- _About this task_:
Show every line in the entries below where the word "files" appears.

Collected data entries
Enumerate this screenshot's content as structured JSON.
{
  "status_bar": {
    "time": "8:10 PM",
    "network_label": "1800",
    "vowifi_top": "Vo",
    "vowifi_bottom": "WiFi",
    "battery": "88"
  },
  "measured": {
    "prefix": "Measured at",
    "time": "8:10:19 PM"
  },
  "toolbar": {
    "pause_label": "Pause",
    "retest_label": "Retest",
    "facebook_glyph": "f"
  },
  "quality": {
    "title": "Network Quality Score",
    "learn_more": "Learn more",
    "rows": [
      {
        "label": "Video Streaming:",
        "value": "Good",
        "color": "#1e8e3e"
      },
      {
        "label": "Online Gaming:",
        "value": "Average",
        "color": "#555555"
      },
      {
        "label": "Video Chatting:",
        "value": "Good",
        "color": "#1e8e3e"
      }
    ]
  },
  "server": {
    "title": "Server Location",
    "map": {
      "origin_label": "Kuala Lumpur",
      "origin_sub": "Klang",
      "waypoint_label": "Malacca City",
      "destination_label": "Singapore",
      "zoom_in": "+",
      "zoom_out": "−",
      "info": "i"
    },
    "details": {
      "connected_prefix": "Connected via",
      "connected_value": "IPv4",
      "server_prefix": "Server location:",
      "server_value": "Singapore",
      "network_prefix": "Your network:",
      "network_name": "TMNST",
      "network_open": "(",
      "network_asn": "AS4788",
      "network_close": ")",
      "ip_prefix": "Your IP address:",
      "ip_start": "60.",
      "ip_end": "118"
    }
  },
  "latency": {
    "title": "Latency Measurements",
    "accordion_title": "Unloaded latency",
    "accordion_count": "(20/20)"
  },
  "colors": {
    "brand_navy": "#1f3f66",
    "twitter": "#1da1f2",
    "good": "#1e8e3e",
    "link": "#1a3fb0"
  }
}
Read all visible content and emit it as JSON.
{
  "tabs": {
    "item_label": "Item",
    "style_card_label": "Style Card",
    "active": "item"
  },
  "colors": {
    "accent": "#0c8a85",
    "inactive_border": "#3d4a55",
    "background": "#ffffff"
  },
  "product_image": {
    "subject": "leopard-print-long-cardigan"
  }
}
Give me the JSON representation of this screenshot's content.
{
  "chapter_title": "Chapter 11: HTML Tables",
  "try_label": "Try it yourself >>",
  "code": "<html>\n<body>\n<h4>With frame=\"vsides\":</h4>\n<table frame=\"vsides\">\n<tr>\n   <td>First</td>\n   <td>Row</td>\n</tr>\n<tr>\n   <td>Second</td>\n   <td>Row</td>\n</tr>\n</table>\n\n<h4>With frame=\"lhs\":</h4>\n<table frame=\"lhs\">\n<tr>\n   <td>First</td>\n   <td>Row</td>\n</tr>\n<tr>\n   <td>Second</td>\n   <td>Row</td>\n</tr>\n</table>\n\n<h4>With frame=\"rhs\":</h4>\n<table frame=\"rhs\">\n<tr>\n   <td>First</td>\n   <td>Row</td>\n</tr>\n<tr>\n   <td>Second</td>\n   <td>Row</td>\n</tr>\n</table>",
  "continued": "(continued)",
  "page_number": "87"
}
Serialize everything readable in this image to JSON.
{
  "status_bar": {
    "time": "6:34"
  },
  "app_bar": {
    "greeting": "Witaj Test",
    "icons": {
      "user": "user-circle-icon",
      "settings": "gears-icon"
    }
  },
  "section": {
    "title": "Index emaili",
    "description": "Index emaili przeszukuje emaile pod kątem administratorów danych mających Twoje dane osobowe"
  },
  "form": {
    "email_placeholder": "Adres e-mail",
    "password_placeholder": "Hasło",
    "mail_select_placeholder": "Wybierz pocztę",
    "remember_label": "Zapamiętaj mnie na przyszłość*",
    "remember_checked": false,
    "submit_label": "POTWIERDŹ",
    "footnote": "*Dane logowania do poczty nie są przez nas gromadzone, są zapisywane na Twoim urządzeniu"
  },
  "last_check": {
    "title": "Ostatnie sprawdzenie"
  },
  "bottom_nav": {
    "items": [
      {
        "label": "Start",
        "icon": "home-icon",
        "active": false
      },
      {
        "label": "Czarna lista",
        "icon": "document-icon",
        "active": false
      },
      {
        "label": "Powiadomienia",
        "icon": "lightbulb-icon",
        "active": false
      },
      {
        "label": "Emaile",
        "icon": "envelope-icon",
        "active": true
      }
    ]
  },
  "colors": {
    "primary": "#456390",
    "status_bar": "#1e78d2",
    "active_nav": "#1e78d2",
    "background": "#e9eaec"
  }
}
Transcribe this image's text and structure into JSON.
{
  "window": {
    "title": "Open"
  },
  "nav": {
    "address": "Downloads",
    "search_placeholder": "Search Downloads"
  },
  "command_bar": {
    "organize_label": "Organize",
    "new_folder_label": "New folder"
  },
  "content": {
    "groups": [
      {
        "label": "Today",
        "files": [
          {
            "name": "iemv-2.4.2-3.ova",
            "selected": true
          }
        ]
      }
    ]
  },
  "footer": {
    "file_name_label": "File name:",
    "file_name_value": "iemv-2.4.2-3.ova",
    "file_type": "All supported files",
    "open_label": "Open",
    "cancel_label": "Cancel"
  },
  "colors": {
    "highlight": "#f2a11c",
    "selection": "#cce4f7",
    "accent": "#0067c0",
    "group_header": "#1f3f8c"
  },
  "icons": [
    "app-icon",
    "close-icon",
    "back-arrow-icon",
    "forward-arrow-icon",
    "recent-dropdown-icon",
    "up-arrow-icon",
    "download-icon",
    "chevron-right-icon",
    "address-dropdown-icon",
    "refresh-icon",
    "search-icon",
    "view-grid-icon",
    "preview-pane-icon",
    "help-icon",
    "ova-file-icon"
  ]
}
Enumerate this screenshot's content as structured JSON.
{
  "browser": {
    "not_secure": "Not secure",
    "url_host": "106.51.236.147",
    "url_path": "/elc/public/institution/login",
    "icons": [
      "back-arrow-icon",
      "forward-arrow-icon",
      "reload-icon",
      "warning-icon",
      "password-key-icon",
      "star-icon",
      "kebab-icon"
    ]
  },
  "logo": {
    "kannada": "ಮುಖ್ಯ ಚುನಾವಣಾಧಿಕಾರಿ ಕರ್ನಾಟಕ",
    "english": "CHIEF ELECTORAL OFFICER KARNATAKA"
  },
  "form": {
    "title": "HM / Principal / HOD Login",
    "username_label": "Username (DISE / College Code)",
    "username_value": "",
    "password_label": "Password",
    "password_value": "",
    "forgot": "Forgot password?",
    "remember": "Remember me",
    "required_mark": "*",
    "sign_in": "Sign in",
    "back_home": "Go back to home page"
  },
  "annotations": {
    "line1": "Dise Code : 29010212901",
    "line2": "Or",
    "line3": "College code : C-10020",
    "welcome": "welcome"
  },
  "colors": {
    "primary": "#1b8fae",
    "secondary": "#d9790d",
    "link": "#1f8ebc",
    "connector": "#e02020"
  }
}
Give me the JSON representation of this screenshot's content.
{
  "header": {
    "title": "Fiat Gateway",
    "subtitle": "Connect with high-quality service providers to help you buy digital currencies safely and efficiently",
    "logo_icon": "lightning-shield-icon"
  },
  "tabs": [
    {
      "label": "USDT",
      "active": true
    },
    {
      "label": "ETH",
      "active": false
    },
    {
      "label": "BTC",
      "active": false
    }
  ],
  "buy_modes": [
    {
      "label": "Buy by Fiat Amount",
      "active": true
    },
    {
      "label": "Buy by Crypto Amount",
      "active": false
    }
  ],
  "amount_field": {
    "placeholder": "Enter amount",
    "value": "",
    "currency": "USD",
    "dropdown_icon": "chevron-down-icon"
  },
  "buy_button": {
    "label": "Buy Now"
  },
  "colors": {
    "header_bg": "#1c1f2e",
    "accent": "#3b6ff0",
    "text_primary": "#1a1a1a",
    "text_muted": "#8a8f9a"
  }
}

- _Answer to the problem_:
        "files": [
    "file_type": "All supported files",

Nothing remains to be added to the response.